[2] There is no necessity that appellant be an employee of the May Company before he can be convicted of theft from [174 Cal. App. 2d 242] that company. Section 487 Penal Code reads in part as follows:

"1. When the money, labor or real or personal property taken is of a value exceeding two hundred dollars ($200); provided, that when domestic fowls, avocados, citrus or deciduous fruits, nuts and artichokes are taken of a value exceeding fifty dollars ($50); provided, further, that where the money, labor, real or personal property is taken by a servant, agent or employee from his principal or employer and aggregates two hundred dollars ($200) or more in any 12 consecutive month period, then the same shall constitute grand theft."

The part having to do with servants, agents and employees was added in 1955, and we conclude that the Legislature did not intend to limit grand theft to servants, agents and employees, but rather the Legislature intended that when the conditions referred to in the section above quoted obtained, that the crime would be grand theft and not a series of petty thefts.
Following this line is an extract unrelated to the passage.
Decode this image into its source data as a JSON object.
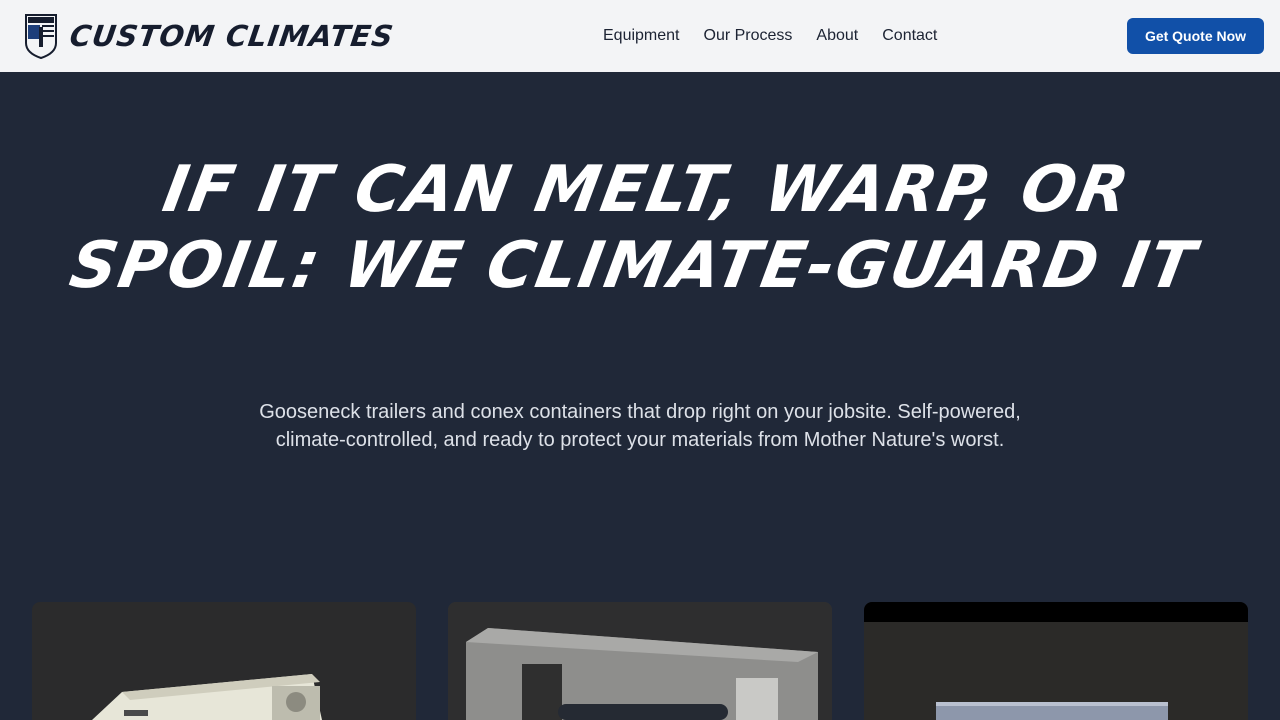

The cases cited by the appellant are not convincing because, first they are from other jurisdictions which do not have the statute in question, and secondly, the one California case cited by appellant was determined in 1870 long before the 1927 and 1929 liberalizing amendments to Penal Code, sections 951 and 952.

[3] In this case ample evidence was introduced before the appellant's admissions were received in evidence to demonstrate that there had been substantial thefts; namely of nine dozen shirts worth $214.92, other shirts worth $1,480, and 15 cartons of sheets and 29 cartons of Presto cookers were missing. The missing merchandise never reached the marking area and could not be found in the building. The codefendant employees of May Company, as heretofore indicated, had no authority to remove any merchandise from the premises of May Company. A reasonable inference can be drawn therefrom that the corpus delicti of grand theft had been established. (People v. Kross, 112 Cal. App. 2d 602, 609 [247 P.2d 44]; People v. Brooks, 154 Cal. App. 2d 631, 634 [316 P.2d 435].) [4] It is not necessary to establish the corpus delicti beyond a reasonable doubt and to a moral certainty. Slight or prima facie proof is all that is necessary. It can be shown by circumstances or by inferences drawn from the facts. (People v. Kaye, 43 Cal. App. 2d 802, 809-810 [111 P.2d 679].)
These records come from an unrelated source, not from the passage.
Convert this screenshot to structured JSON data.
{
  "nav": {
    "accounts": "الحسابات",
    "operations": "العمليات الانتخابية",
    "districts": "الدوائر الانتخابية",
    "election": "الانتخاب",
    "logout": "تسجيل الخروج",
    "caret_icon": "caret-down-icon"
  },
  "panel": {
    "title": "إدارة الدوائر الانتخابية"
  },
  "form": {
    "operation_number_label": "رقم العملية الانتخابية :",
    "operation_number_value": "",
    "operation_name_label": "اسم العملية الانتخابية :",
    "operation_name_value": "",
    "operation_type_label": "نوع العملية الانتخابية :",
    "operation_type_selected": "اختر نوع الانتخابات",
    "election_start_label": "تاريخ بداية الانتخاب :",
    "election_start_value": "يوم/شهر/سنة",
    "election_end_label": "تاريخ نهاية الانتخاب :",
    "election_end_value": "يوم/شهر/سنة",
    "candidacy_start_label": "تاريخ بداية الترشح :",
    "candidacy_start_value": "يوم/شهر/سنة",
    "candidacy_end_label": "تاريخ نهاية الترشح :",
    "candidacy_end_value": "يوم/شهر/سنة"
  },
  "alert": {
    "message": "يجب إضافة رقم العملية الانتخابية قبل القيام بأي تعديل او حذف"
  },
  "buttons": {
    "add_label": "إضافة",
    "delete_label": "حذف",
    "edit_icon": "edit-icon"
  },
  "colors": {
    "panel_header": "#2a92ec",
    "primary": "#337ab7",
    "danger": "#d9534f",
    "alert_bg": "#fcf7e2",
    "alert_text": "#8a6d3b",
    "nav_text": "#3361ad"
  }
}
[5] As an appellate court, we are bound by the rule set forth in People v. Newland, 15 Cal. 2d 678, 681 [104 P.2d 778] to the effect that we must assume in favor of the judgment [174 Cal. App. 2d 243] the existence of every fact which reasonably could be deduced from the evidence.

The merchandise was stolen. The appellant admitted that he had taken shirts, sheets, furniture and cookers from the May Company dock.

The purported appeal from the nonexistent order denying a new trial is dismissed.

The judgment is affirmed.

Lillie, J., and Shea, J. pro tem., fn. * concurred.

FN *. Assigned by Chairman of Judicial Council.